-- Material provided follows --

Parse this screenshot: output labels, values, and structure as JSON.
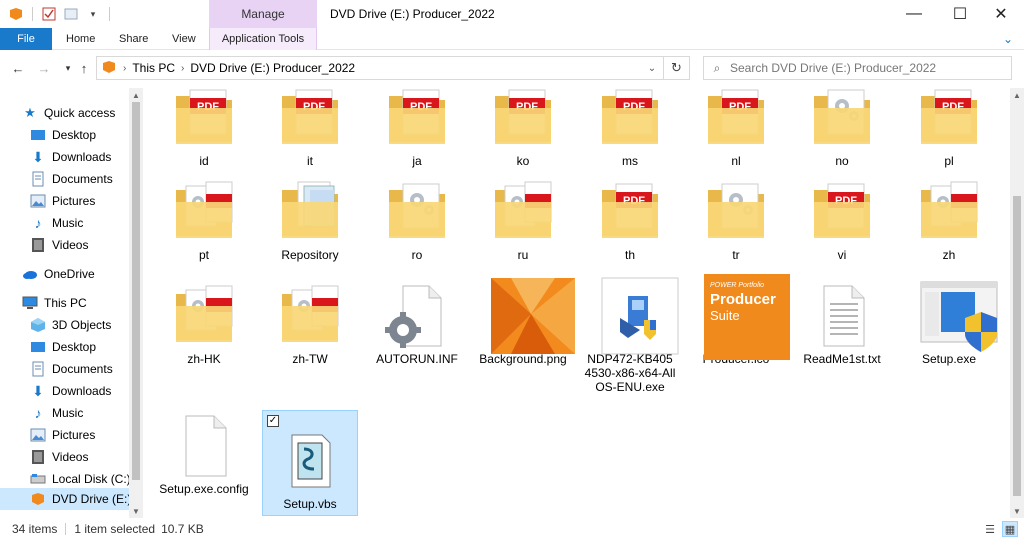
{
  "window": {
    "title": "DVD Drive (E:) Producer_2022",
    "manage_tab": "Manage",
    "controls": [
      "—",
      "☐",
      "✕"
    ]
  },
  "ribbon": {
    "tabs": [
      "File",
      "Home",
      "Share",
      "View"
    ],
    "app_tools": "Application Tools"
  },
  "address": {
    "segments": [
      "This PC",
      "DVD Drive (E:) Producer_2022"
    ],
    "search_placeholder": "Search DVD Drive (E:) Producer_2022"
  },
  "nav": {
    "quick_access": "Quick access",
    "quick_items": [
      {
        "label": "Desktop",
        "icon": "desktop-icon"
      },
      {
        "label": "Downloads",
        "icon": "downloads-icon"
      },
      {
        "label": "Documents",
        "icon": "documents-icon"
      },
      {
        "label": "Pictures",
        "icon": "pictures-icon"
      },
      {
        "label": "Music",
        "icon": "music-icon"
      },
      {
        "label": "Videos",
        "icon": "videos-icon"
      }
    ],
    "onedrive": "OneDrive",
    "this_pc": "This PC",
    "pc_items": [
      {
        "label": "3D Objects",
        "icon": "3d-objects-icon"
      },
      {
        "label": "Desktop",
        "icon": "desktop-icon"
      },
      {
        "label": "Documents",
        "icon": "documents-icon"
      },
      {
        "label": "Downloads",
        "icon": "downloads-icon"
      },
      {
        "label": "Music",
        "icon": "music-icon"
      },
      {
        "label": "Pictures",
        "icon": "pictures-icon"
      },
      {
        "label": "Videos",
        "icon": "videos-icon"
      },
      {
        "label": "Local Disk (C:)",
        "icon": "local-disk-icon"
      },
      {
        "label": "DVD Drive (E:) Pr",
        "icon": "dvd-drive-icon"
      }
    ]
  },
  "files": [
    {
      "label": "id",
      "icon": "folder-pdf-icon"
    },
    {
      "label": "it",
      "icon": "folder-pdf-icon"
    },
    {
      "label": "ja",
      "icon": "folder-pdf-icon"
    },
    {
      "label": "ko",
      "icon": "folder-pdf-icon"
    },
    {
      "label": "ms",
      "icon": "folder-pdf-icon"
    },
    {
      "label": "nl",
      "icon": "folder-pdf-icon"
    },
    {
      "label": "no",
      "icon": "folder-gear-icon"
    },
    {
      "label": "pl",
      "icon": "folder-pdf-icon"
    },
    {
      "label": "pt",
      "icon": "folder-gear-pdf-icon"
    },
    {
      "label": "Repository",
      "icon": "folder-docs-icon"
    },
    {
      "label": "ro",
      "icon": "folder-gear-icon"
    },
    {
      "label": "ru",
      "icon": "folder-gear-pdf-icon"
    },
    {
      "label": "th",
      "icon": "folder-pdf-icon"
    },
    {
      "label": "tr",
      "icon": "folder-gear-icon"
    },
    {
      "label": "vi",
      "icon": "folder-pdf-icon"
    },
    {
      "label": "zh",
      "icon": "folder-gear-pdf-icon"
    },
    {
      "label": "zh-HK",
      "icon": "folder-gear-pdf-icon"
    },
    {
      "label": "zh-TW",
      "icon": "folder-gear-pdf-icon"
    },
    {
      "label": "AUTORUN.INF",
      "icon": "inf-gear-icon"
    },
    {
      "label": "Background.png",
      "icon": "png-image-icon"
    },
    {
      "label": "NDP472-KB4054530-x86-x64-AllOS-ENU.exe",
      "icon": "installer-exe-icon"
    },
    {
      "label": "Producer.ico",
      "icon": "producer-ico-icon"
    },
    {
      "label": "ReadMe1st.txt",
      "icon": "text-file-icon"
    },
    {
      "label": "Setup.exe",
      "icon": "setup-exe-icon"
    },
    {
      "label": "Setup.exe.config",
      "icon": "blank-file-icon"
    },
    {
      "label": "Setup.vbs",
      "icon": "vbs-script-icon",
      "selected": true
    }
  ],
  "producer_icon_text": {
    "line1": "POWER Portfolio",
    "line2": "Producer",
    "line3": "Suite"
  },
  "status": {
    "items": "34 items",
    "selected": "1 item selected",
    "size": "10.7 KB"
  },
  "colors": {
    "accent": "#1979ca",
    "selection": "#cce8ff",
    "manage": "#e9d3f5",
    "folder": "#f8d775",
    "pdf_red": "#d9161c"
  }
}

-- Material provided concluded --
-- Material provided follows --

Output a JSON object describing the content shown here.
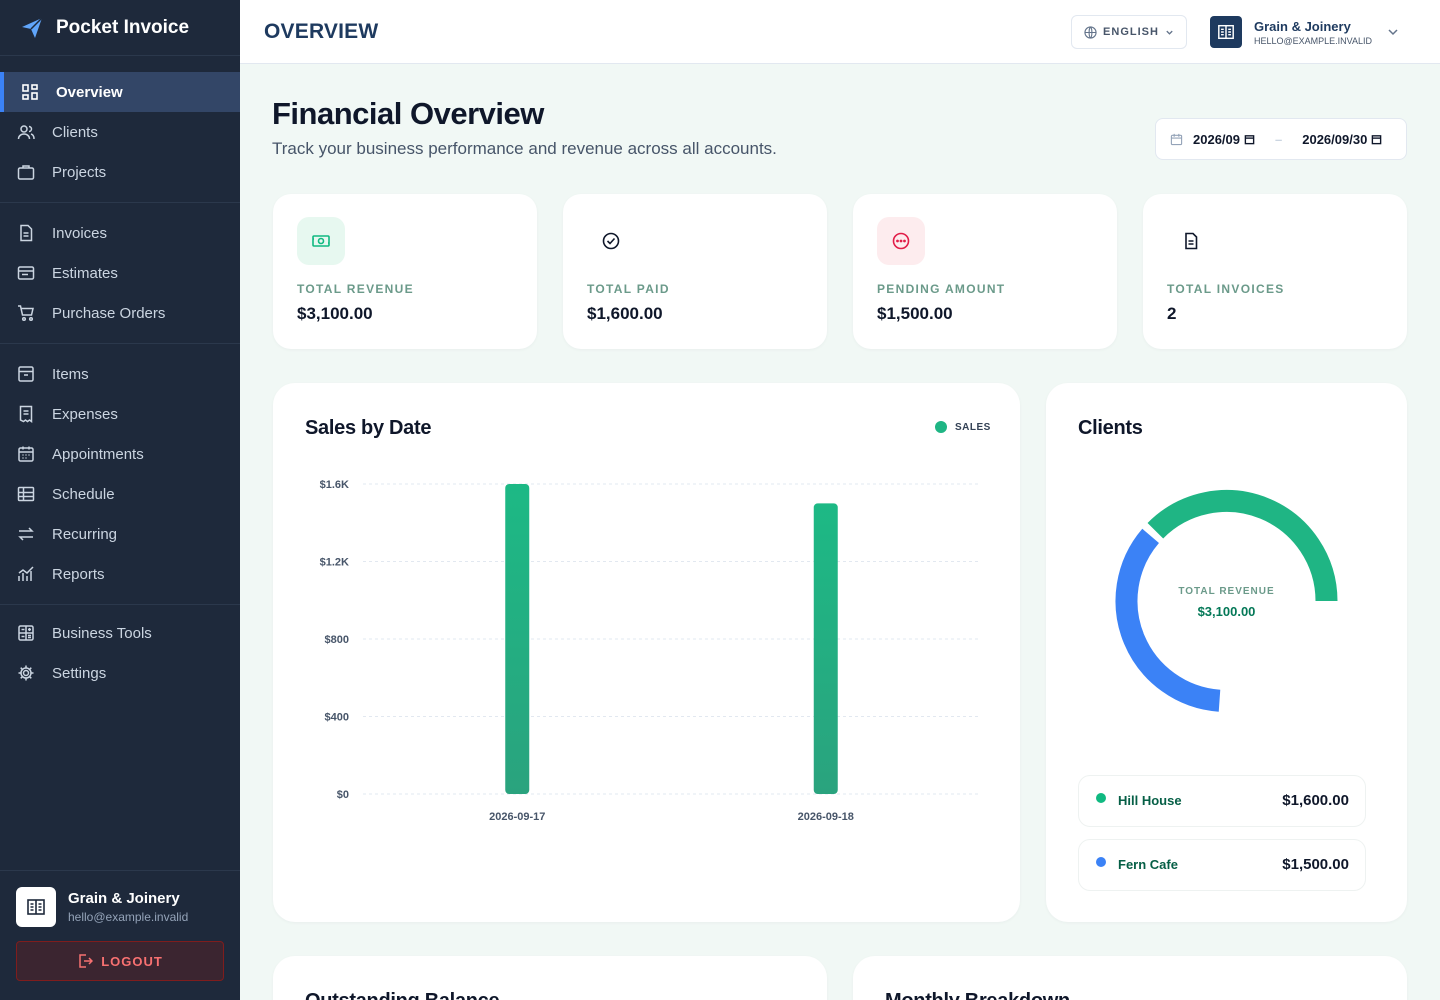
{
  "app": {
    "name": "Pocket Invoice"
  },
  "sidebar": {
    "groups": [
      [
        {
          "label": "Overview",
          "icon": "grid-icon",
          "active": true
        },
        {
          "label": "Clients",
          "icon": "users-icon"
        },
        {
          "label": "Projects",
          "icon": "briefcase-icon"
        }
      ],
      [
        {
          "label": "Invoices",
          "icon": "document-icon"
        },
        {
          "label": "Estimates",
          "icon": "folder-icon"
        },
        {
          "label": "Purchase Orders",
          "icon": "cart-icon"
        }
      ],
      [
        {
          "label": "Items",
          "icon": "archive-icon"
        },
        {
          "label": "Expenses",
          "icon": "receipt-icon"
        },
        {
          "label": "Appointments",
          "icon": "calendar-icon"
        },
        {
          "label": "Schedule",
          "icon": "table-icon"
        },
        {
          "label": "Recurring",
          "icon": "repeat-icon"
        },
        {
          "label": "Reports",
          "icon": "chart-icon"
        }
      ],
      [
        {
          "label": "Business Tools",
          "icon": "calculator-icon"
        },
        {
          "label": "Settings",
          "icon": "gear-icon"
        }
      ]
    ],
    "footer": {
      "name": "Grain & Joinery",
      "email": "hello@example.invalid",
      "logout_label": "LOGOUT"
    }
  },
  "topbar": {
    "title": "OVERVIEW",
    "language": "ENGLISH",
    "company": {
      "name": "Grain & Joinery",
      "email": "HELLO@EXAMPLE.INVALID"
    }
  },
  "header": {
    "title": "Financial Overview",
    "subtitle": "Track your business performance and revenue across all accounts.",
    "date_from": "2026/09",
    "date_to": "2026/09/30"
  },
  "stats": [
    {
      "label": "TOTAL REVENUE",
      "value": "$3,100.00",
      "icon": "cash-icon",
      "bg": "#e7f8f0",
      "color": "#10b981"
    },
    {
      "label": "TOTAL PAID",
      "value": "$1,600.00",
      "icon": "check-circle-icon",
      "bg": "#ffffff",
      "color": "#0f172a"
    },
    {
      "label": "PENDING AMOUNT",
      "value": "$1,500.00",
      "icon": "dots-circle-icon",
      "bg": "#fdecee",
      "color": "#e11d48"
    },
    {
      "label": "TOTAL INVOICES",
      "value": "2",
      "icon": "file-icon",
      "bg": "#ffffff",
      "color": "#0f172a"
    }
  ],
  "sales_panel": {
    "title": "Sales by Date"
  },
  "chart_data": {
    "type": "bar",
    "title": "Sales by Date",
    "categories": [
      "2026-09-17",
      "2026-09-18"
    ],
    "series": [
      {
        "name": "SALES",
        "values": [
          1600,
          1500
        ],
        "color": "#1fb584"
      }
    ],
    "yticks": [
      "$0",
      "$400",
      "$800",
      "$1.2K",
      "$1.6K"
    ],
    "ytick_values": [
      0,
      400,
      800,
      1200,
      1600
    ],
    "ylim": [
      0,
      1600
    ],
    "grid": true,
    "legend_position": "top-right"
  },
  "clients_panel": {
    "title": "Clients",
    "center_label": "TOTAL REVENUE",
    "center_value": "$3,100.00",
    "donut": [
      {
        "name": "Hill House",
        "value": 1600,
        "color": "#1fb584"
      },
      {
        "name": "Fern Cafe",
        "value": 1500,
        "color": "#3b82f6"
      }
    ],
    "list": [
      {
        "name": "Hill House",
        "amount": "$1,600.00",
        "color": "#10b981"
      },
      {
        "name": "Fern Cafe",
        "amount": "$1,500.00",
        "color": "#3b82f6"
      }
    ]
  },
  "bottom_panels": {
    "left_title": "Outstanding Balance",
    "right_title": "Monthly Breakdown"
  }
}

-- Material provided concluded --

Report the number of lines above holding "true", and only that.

= Final answer =
3